Two days before the full moon of the vernal equinox, my 18-year-old stepdaughter, Mary Catherine, throws a hormonal tizzy that stands me in awe. She wants a doctor’s excuse to cut school and get her hair colored. My fourth wife Claire, unwilling to pen a bald-face lie, insists that Mary Catherine at least go by and stick her newly colored head in Dr. Dowling’s or Dr. Roberts’ waiting room. Maisy, 14, sides with Mary Catherine. I become frightened that they’re fixing to spark off a heterosexual metamorphosis. They don’t wonder what the teacher will say when Mary Catherine shows up with a podiatrist’s excuse and eggplant hair. The altercation rises to crescendo and the girls scatter to their respective rooms. Slam, slam, slam. « Come on Geeche, let’s get out of here.”
“Not you too!”
When I arrive, Dr. Roberts has been driving around Thoracic Park in his truck looking for snakes to shoot out the window with his Glock. He figures he can kill all the reptiles and prevent the combination of snake musk and moonlight, preserving a cloister where boys can remain boys. I hate it when he kills snakes, but the Park is the only place I can go to escape gynic contamination. Also my association with heart surgeons and podiatrists lends scientific respectability to my views, although I think his snake extermination program is counterproductive in the evolutionary light that threatened species reproduce more vigorously. Trying to eliminate populations is like pouring coal oil on a grease fire. I predict Dr. Roberts is going to wind up ass-deep in rattlesnakes.
When he was a kid, Mike’s mother told him if he could kiss his elbow he’d change into a girl, wishful thinking on her part. He didn’t really want to be a girl, but he figured the theory merited investigation, deducing that if he could ever manage to kiss his elbow once he could do it again and revert to his own nature. He never worried about getting stuck in a gender warp since girls are more limber. He spent a considerable percentage of his childhood writhing like a contortionist, his face fixed into a painful pucker.
Now, he’s sitting on the Airstream sofa greasing his Glock. I ask him if he can give me a group rate and spay every living female at 189 Sandy Beach Rd., girls, dogs and goats. “I’m worried about hormonal cross pollination,” I confess.
“You’ve got to learn to go with the flow,” he says.
“Well, I don’t mean to pun,” he explains, “but one reason men can’t endure hysteria is because man is born of woman and all male blood has coursed through female veins.”
This corpuscular ambiguity, according to Dr. Roberts, accounts for the clash of gender that ding-dongs through the molecules of every man since Adam, reverberating through generations of fathers and sons.
I go with the flow all right.

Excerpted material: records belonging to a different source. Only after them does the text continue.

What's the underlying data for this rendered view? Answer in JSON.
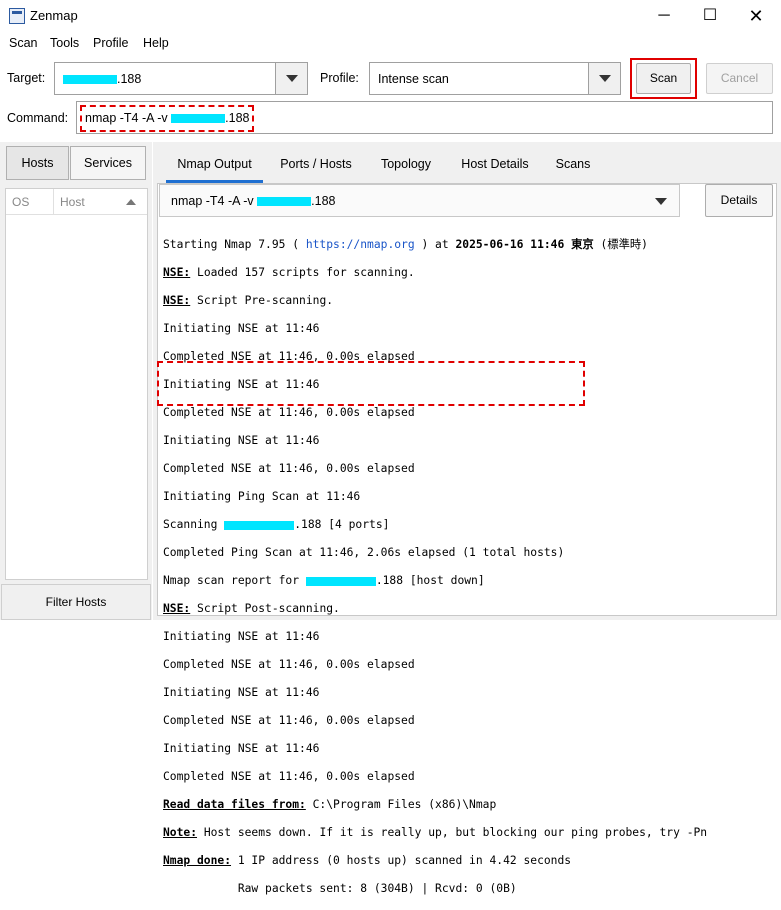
{
  "window": {
    "title": "Zenmap",
    "minimize_glyph": "─",
    "maximize_glyph": "☐",
    "close_glyph": "✕"
  },
  "menu": [
    "Scan",
    "Tools",
    "Profile",
    "Help"
  ],
  "target": {
    "label": "Target:",
    "value_suffix": ".188"
  },
  "profile": {
    "label": "Profile:",
    "value": "Intense scan"
  },
  "buttons": {
    "scan": "Scan",
    "cancel": "Cancel",
    "details": "Details",
    "filter_hosts": "Filter Hosts"
  },
  "command": {
    "label": "Command:",
    "prefix": "nmap -T4 -A -v ",
    "suffix": ".188"
  },
  "left_tabs": [
    "Hosts",
    "Services"
  ],
  "host_columns": [
    "OS",
    "Host"
  ],
  "right_tabs": [
    "Nmap Output",
    "Ports / Hosts",
    "Topology",
    "Host Details",
    "Scans"
  ],
  "output_combo": {
    "prefix": "nmap -T4 -A -v ",
    "suffix": ".188"
  },
  "output": {
    "l1a": "Starting Nmap 7.95 ( ",
    "l1link": "https://nmap.org",
    "l1b": " ) at ",
    "l1date": "2025-06-16 11:46 東京",
    "l1c": " (標準時)",
    "nse": "NSE:",
    "l2": " Loaded 157 scripts for scanning.",
    "l3": " Script Pre-scanning.",
    "init_nse": "Initiating NSE at 11:46",
    "done_nse": "Completed NSE at 11:46, 0.00s elapsed",
    "ping": "Initiating Ping Scan at 11:46",
    "scanning_a": "Scanning ",
    "scanning_b": ".188 [4 ports]",
    "ping_done": "Completed Ping Scan at 11:46, 2.06s elapsed (1 total hosts)",
    "report_a": "Nmap scan report for ",
    "report_b": ".188 [host down]",
    "post": " Script Post-scanning.",
    "read_label": "Read data files from:",
    "read_val": " C:\\Program Files (x86)\\Nmap",
    "note_label": "Note:",
    "note_val": " Host seems down. If it is really up, but blocking our ping probes, try -Pn",
    "done_label": "Nmap done:",
    "done_val": " 1 IP address (0 hosts up) scanned in 4.42 seconds",
    "raw": "           Raw packets sent: 8 (304B) | Rcvd: 0 (0B)"
  }
}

I flow up the Kinchafoonee to Thoracic Park for every round moon. Mike finishes his dictum on hysteria and starts bragging about killing two snakes with one shot. “I wish you’d cut that out,” I tell him.

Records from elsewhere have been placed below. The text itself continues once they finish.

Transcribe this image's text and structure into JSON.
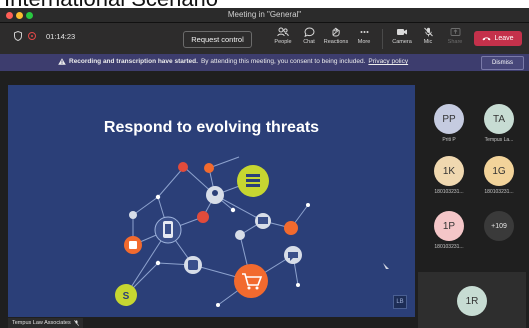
{
  "cropped_header_text": "International Scenario",
  "window": {
    "title": "Meeting in \"General\""
  },
  "toolbar": {
    "timer": "01:14:23",
    "request_control": "Request control",
    "buttons": [
      {
        "label": "People",
        "icon": "people-icon"
      },
      {
        "label": "Chat",
        "icon": "chat-icon"
      },
      {
        "label": "Reactions",
        "icon": "reactions-icon"
      },
      {
        "label": "More",
        "icon": "more-icon"
      },
      {
        "label": "Camera",
        "icon": "camera-icon"
      },
      {
        "label": "Mic",
        "icon": "mic-off-icon"
      },
      {
        "label": "Share",
        "icon": "share-icon"
      }
    ],
    "leave": "Leave"
  },
  "banner": {
    "bold_text": "Recording and transcription have started.",
    "text": "By attending this meeting, you consent to being included.",
    "link": "Privacy policy",
    "dismiss": "Dismiss"
  },
  "stage": {
    "slide_title": "Respond to evolving threats",
    "presenter_label": "Tempus Law Associates",
    "watermark": "LB"
  },
  "participants": [
    {
      "initials": "PP",
      "name": "Priti P",
      "color": "#c5cbe0"
    },
    {
      "initials": "TA",
      "name": "Tempus La...",
      "color": "#c7dcd3"
    },
    {
      "initials": "1K",
      "name": "180103231...",
      "color": "#f0d8b0"
    },
    {
      "initials": "1G",
      "name": "180103231...",
      "color": "#f2d39a"
    },
    {
      "initials": "1P",
      "name": "180103231...",
      "color": "#f4c6c8"
    },
    {
      "initials": "+109",
      "name": "",
      "color": "#3a3a3a"
    }
  ],
  "self_tile": {
    "initials": "1R",
    "color": "#c7dcd3"
  },
  "colors": {
    "leave": "#c4314b",
    "banner": "#3d3d6e",
    "slide_bg": "#2b3f78",
    "accent_orange": "#f26a2e",
    "accent_lime": "#c6d631"
  }
}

His eyes narrow and yellow in the intruding moonbeams. He flies into a volatile rage. He screams that what he does on his own damn farm is his own damn business and if he sounds like he’s bitching, it’s just, well, it’s just BECAUSE ... NObody ever appreciates ANYthing he does ... and EVERYbody ALways works against him ... and the mere sight of one more greasy pot in the Airstream sink or one more pair of dirty jockey shorts flung around the camp is going to send him up the wall ... and, well, just because ... dammit ... just beCAUSE.